* Task statement *
Among the records below, find the lines that contain "release" and copy each of them.

* Information shown *
========================================================================

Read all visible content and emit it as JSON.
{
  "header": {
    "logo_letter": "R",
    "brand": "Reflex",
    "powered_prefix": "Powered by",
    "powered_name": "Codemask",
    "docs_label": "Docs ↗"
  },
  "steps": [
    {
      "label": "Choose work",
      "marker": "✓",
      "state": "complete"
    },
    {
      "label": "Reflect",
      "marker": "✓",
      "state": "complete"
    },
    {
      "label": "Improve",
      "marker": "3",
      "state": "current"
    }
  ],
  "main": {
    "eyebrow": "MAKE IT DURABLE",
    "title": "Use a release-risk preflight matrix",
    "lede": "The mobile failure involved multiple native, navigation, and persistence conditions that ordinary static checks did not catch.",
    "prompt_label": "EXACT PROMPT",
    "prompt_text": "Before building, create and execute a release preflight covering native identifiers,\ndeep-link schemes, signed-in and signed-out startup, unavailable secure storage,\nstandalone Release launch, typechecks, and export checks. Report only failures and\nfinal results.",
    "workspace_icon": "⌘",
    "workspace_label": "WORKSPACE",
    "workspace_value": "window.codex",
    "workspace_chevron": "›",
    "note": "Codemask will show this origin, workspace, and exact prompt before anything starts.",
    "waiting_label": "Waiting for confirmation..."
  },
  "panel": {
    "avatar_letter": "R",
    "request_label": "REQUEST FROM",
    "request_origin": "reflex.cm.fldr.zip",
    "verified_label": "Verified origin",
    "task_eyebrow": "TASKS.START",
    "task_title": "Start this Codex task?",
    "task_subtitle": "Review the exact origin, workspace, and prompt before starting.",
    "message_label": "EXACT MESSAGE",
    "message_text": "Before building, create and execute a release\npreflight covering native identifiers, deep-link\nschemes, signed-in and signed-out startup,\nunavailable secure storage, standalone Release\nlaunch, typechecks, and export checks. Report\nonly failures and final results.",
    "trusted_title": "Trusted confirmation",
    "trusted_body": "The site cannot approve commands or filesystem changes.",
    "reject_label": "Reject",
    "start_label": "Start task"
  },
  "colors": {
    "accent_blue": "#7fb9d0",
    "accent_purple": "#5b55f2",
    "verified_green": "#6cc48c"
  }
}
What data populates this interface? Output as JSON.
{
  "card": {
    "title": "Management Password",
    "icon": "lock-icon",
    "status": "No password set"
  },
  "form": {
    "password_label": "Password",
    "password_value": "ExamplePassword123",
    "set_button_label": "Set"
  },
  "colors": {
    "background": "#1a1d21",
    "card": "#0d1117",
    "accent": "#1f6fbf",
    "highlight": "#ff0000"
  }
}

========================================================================

* Exercise output *
    "title": "Use a release-risk preflight matrix",
    "prompt_text": "Before building, create and execute a release preflight covering native identifiers,\ndeep-link schemes, signed-in and signed-out startup, unavailable secure storage,\nstandalone Release launch, typechecks, and export checks. Report only failures and\nfinal results.",
    "message_text": "Before building, create and execute a release\npreflight covering native identifiers, deep-link\nschemes, signed-in and signed-out startup,\nunavailable secure storage, standalone Release\nlaunch, typechecks, and export checks. Report\nonly failures and final results.",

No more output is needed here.